Nurses are an important part of the public policy conversation- advising, performing, and monitoring policies and procedures critical to exceptional patient care. Below you will find news and resources from ARIN leadership to educate and empower nurses in the healthcare policy arena:

Nursing Community and the Issues- Learn About the Title VIII Nursing Workforce Development Program, which addresses critical nursing concerns such as continuing education, nurse shortages, and workplace improvement. ARIN is proud to be a member of the Nursing Community coalition, and encourages you to become an advocate of the nursing profession in making a difference in healthcare.

January 2015

Advanced Nursing Education: $63.581 million (3.2% increase over FY 2014)

Nurse Education, Practice, Quality and Retention: $39.913 million (5% increase over FY 2014)

Comprehensive Geriatric Education Program: $4.5 million (3.2% increase over FY 2014)

Nurse Faculty Loan Program: $26.5 million (7.9% increase over FY 2014)

NURSE Corps Loan Repayment and Scholarship Program: $81.785 million (2.2% increase over FY 2014)

Nursing Workforce Diversity did not receive an increase


National Institute of Nursing Research received $140.953 million (0.3% increase over FY 2014)

Nursing Community Meeting January 13, 2015

A letter from ARIN Leadership Regarding Public Policy:

Dear Colleagues,

Nurses, especially those belonging to ARIN, need to become more involved in public policy issues related to nursing and health care. Newly developed radiologic equipment and software, interventional radiologic procedures, the use of contrast media, and tests performed on the minimally injured patient to the complex elderly patient in the radiology arena make our participation necessary to maintain optimum nursing standards.

Today, performing Excellent Patient Care is only one responsibility included in the radiologic and imaging nurse’s role. Each day when we go home to our families, we listen to the daily news and hear of the many medical issues that are not beneficial to our patients, family and community, whom are in need of our professional input. Some of these issues we observe within our present employment, other issues are those brought to us by friends and family seeking assistance in navigating within the healthcare arena.

Many patients are not informed of their rights. Patients should be made aware of the risks and the benefits of these tests and procedures, including the medications and contrast medias they are to receive, but in the rush to get the patients in-and-out, these formalities are missed.

The public assumes that outpatient care centers are “doing the right thing”, while in fact, they are not always practicing with the required regulations and guidelines and thus, jeopardizing patient care. Professionals, although aware of their actions, sometimes find the almighty dollar a greater goal. A patient will receive an order from their cardiologist for a Cardiac CTA and be referred to an outpatient facility. To prepare for this exam the patient receives two prescriptions. One drug is ordered to be taken prior to the test to “slow down their heart rate” so that the test can be completed. The other pill is to be taken when the CT technologist instructs the patient to take the pill. The patient is placed on a cardiac monitor during the scan, but does not see a nurse or physician, and no one takes their blood pressure. The patient is sent home being told the doctor will be getting the results. Is this the care we advocate for our patients?

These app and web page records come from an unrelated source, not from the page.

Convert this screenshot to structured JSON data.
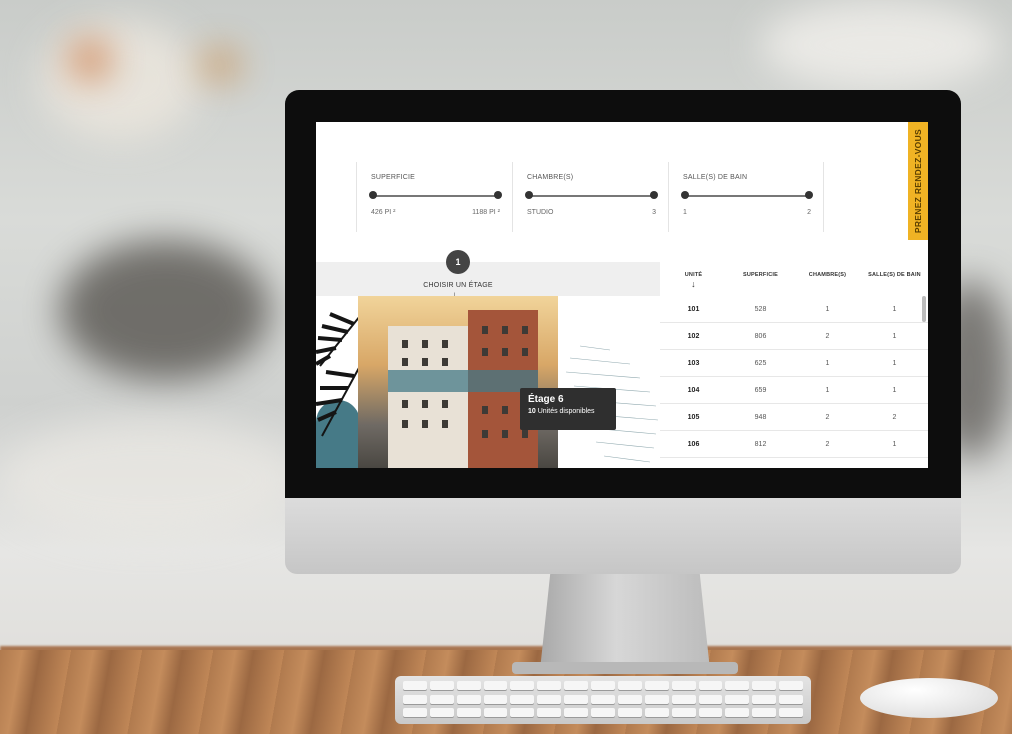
{
  "filters": [
    {
      "title": "SUPERFICIE",
      "min": "426 PI ²",
      "max": "1188 PI ²"
    },
    {
      "title": "CHAMBRE(S)",
      "min": "STUDIO",
      "max": "3"
    },
    {
      "title": "SALLE(S) DE BAIN",
      "min": "1",
      "max": "2"
    }
  ],
  "cta": {
    "label": "PRENEZ RENDEZ-VOUS"
  },
  "floor_picker": {
    "step": "1",
    "label": "CHOISIR UN ÉTAGE",
    "arrow": "↓"
  },
  "tooltip": {
    "title": "Étage 6",
    "count": "10",
    "count_label": "Unités disponibles"
  },
  "table": {
    "headers": {
      "unit": "UNITÉ",
      "area": "SUPERFICIE",
      "bedrooms": "CHAMBRE(S)",
      "bathrooms": "SALLE(S) DE BAIN",
      "sort_arrow": "↓"
    },
    "rows": [
      {
        "unit": "101",
        "area": "528",
        "bedrooms": "1",
        "bathrooms": "1"
      },
      {
        "unit": "102",
        "area": "806",
        "bedrooms": "2",
        "bathrooms": "1"
      },
      {
        "unit": "103",
        "area": "625",
        "bedrooms": "1",
        "bathrooms": "1"
      },
      {
        "unit": "104",
        "area": "659",
        "bedrooms": "1",
        "bathrooms": "1"
      },
      {
        "unit": "105",
        "area": "948",
        "bedrooms": "2",
        "bathrooms": "2"
      },
      {
        "unit": "106",
        "area": "812",
        "bedrooms": "2",
        "bathrooms": "1"
      }
    ]
  },
  "colors": {
    "cta": "#f0b324",
    "teal": "#467a87",
    "tooltip": "#2f2f2f"
  }
}
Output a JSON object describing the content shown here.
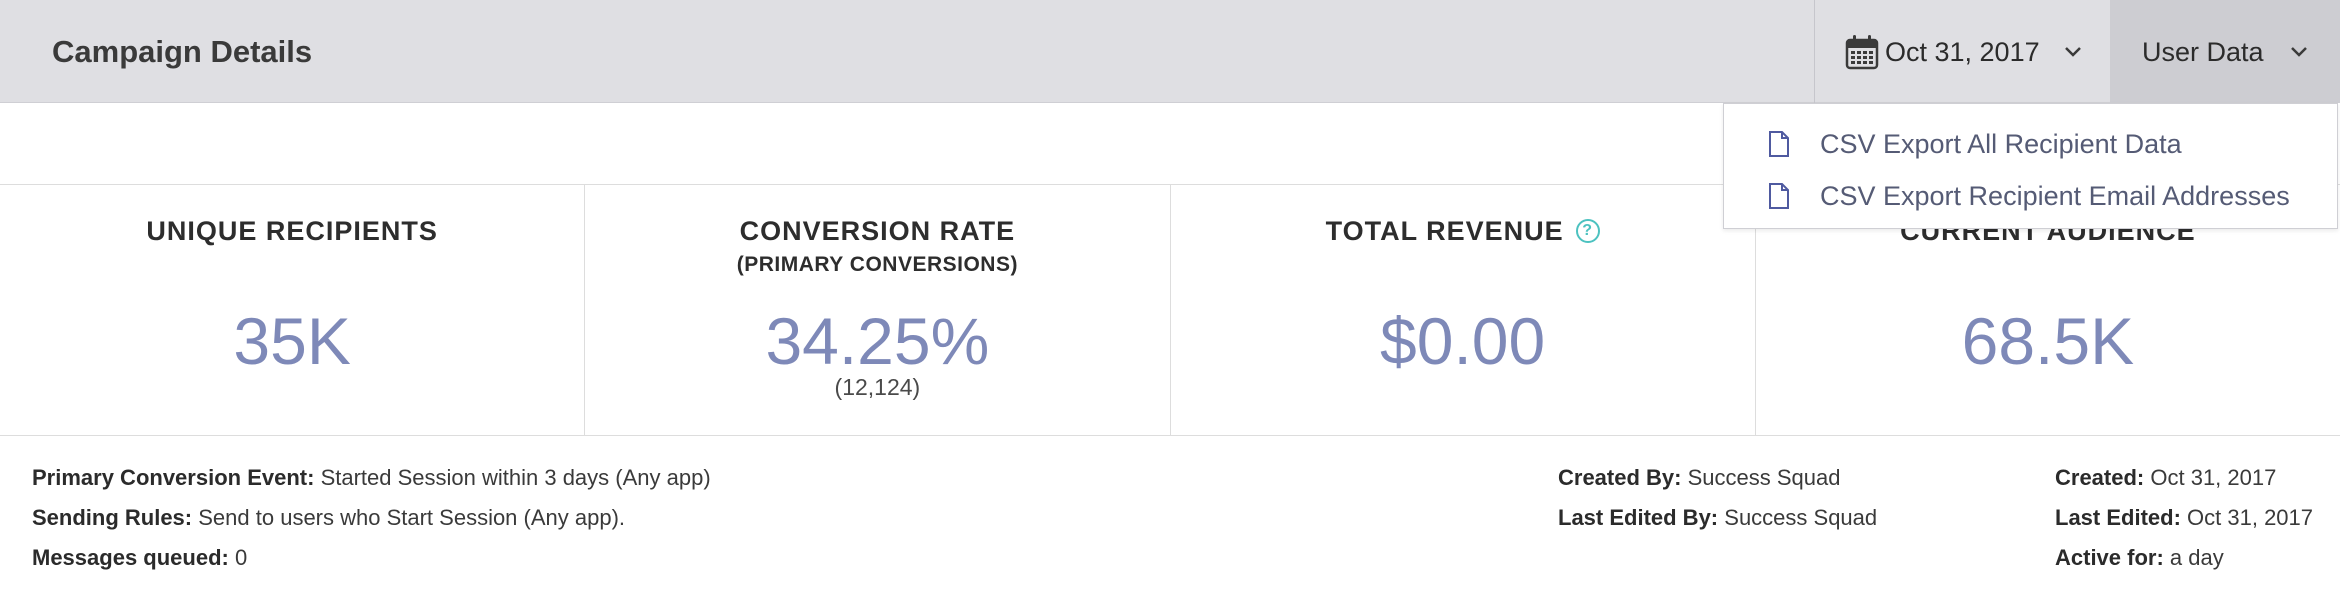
{
  "header": {
    "title": "Campaign Details",
    "date": "Oct 31, 2017",
    "date_icon": "calendar-icon",
    "user_data_label": "User Data"
  },
  "dropdown": {
    "items": [
      {
        "label": "CSV Export All Recipient Data",
        "icon": "document-icon"
      },
      {
        "label": "CSV Export Recipient Email Addresses",
        "icon": "document-icon"
      }
    ]
  },
  "stats": {
    "unique_recipients": {
      "label": "UNIQUE RECIPIENTS",
      "value": "35K"
    },
    "conversion_rate": {
      "label": "CONVERSION RATE",
      "sublabel": "(PRIMARY CONVERSIONS)",
      "value": "34.25%",
      "count": "(12,124)"
    },
    "total_revenue": {
      "label": "TOTAL REVENUE",
      "help": "?",
      "value": "$0.00"
    },
    "current_audience": {
      "label": "CURRENT AUDIENCE",
      "value": "68.5K"
    }
  },
  "meta": {
    "primary_conversion_event": {
      "key": "Primary Conversion Event:",
      "value": "Started Session within 3 days (Any app)"
    },
    "sending_rules": {
      "key": "Sending Rules:",
      "value": "Send to users who Start Session (Any app)."
    },
    "messages_queued": {
      "key": "Messages queued:",
      "value": "0"
    },
    "created_by": {
      "key": "Created By:",
      "value": "Success Squad"
    },
    "last_edited_by": {
      "key": "Last Edited By:",
      "value": "Success Squad"
    },
    "created": {
      "key": "Created:",
      "value": "Oct 31, 2017"
    },
    "last_edited": {
      "key": "Last Edited:",
      "value": "Oct 31, 2017"
    },
    "active_for": {
      "key": "Active for:",
      "value": "a day"
    }
  },
  "colors": {
    "accent_value": "#7e89b8",
    "help_icon": "#4cc2c0",
    "header_bg": "#dfdfe3",
    "user_data_bg": "#cdcdd2"
  }
}
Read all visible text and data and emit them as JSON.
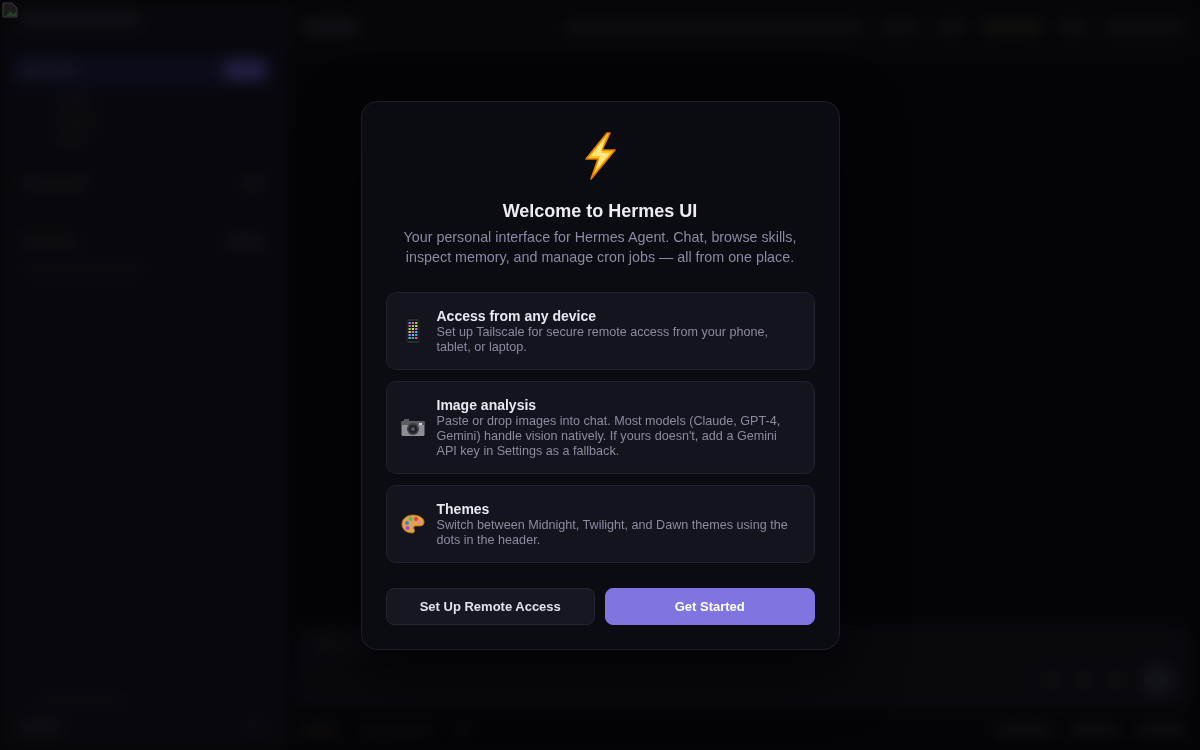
{
  "dialog": {
    "title": "Welcome to Hermes UI",
    "subtitle": "Your personal interface for Hermes Agent. Chat, browse skills, inspect memory, and manage cron jobs — all from one place.",
    "features": [
      {
        "title": "Access from any device",
        "description": "Set up Tailscale for secure remote access from your phone, tablet, or laptop."
      },
      {
        "title": "Image analysis",
        "description": "Paste or drop images into chat. Most models (Claude, GPT-4, Gemini) handle vision natively. If yours doesn't, add a Gemini API key in Settings as a fallback."
      },
      {
        "title": "Themes",
        "description": "Switch between Midnight, Twilight, and Dawn themes using the dots in the header."
      }
    ],
    "buttons": [
      {
        "label": "Set Up Remote Access",
        "kind": "secondary"
      },
      {
        "label": "Get Started",
        "kind": "primary"
      }
    ]
  }
}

Sometimes the impending healthcare issues are either not fully discussed or improperly thought out, in need of nursing advice. A recent Sunday newspaper had an article relating to the new stipulation put forth by Congress requiring patients taking controlled pain medications to see their ordering physicians monthly to obtain their prescribed pain medications. This new requirement was put into place to prevent the many controlled pain medication overdoses, but does not consider the already overly booked physician, the financially strained patient who now has to pay another co pay, the overwhelmed family caregiver who has to transport the patient to the physician who is fully aware of the patient’s chronic or cancer pain. We, as nurses, may be able to devise a plan to assist the patients and remain in compliance with federal regulations.

The Affordable Care Act was brought into existence to provide health care to the many that were rejected or who could not afford health care insurance for themselves or their family. However, businesses and insurance companies are willing to fight to avoid providing affordable health care. An example of this is the unwillingness to pay for birth control medications based on the company’s religious convictions despite the reasoning for the birth control medications.

Today, it is imperative that nurses occupy positions of leadership and decision-making. The American Nurses Association encourages us, in ARIN, to join the thousands of other nurses from across the country in becoming grassroots nurse advocates, contributing to health care issues in efforts to help everyone, and ensuring effective and safe health care policies are approved.


Beth Hackett
ARIN Board of Directors